There are some seemingly contradictory surveys about the use of the Internet and social media among financial professionals. One recent survey found that a great many financial pros lack online marketing skills and aren't taking advantage of social media and other online opportunities to connect with prospects.
But another survey conducted by On Wall Street seemed to say it's a matter of age … "Whether it's LinkedIn, Twitter or Facebook, 85% of financial services professionals under the age of 50 are using social media,” according to the survey. Most of them preferring LinkedIn for business and Facebook for personal matters.
Still, most firms are grappling with this paradox: On one hand, the safe way to deal with potential regulatory problems is to pretty much ban online activity by individuals in the firm. On the other hand, millions turn to the Internet every day for financial and investment information.
That's where the vast majority of potential clients are today – at least those under 70. (I say 70 because one of the fastest growing demographics on Facebook and other online venues are baby boomers. So count them in.) So what should a financial firm do?
Vanguard Group, the Pennsylvania-based investment manager, now permits employees to use Facebook and LinkedIn as long as specific investment recommendations aren't given. Hewins Financial Advisors LLC, which manages $ 2.3 billion in assets, is helping all its advisers set up professional profiles on LinkedIn, as well creating blogs.
There are many ways to convey authority and trust without making specific investment recommendations. For instance, an online article about the natural gas market does not have to recommend specific stocks. It can talk about the growing need for natural gas in developing countries or contrast the market in the US where sources are plentiful versus Europe, where a great deal of natural is imported from Russia.

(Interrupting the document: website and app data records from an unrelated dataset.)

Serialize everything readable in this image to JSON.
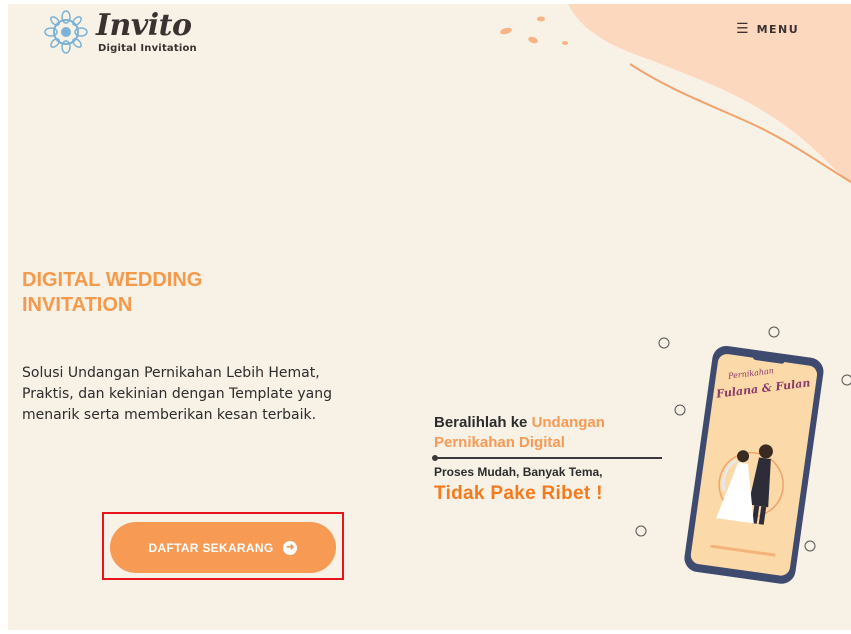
{
  "header": {
    "logo_word": "Invito",
    "logo_sub": "Digital Invitation",
    "menu_label": "MENU",
    "menu_icon": "hamburger-icon"
  },
  "hero": {
    "title": "DIGITAL WEDDING INVITATION",
    "description": "Solusi Undangan Pernikahan Lebih Hemat, Praktis, dan kekinian dengan Template yang menarik serta memberikan kesan terbaik.",
    "cta_label": "DAFTAR SEKARANG",
    "cta_icon": "arrow-circle-right-icon"
  },
  "promo": {
    "line1_prefix": "Beralihlah ke",
    "line1_highlight": "Undangan",
    "line2": "Pernikahan Digital",
    "sub": "Proses Mudah, Banyak Tema,",
    "big": "Tidak Pake Ribet !"
  },
  "phone_card": {
    "script1": "Pernikahan",
    "names": "Fulana & Fulan"
  },
  "colors": {
    "accent": "#f79a54",
    "title_orange": "#f59a4a",
    "background": "#f7f1e6",
    "blob": "#fcd9be",
    "dark_text": "#2c2c2c",
    "highlight_box": "#e8141c"
  }
}
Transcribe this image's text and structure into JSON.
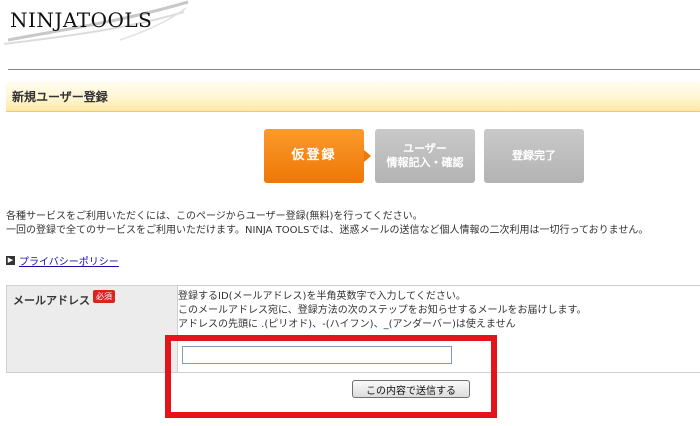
{
  "logo": {
    "text": "NINJATOOLS"
  },
  "page": {
    "title": "新規ユーザー登録"
  },
  "steps": [
    {
      "label": "仮登録",
      "active": true
    },
    {
      "label_line1": "ユーザー",
      "label_line2": "情報記入・確認",
      "active": false
    },
    {
      "label": "登録完了",
      "active": false
    }
  ],
  "intro": {
    "line1": "各種サービスをご利用いただくには、このページからユーザー登録(無料)を行ってください。",
    "line2": "一回の登録で全てのサービスをご利用いただけます。NINJA TOOLSでは、迷惑メールの送信など個人情報の二次利用は一切行っておりません。"
  },
  "privacy_link": {
    "arrow": "▶",
    "text": "プライバシーポリシー"
  },
  "form": {
    "email_label": "メールアドレス",
    "required_badge": "必須",
    "instruction1": "登録するID(メールアドレス)を半角英数字で入力してください。",
    "instruction2": "このメールアドレス宛に、登録方法の次のステップをお知らせするメールをお届けします。",
    "instruction3": "アドレスの先頭に .(ピリオド)、-(ハイフン)、_(アンダーバー)は使えません",
    "email_value": "",
    "submit_label": "この内容で送信する"
  },
  "colors": {
    "accent_orange": "#ee7706",
    "step_inactive": "#b3b3b3",
    "highlight_red": "#e3141a",
    "required_red": "#d9261c"
  }
}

In this way, the writer conveys authority on the subject without giving any advice. And authority and trust wins clients online.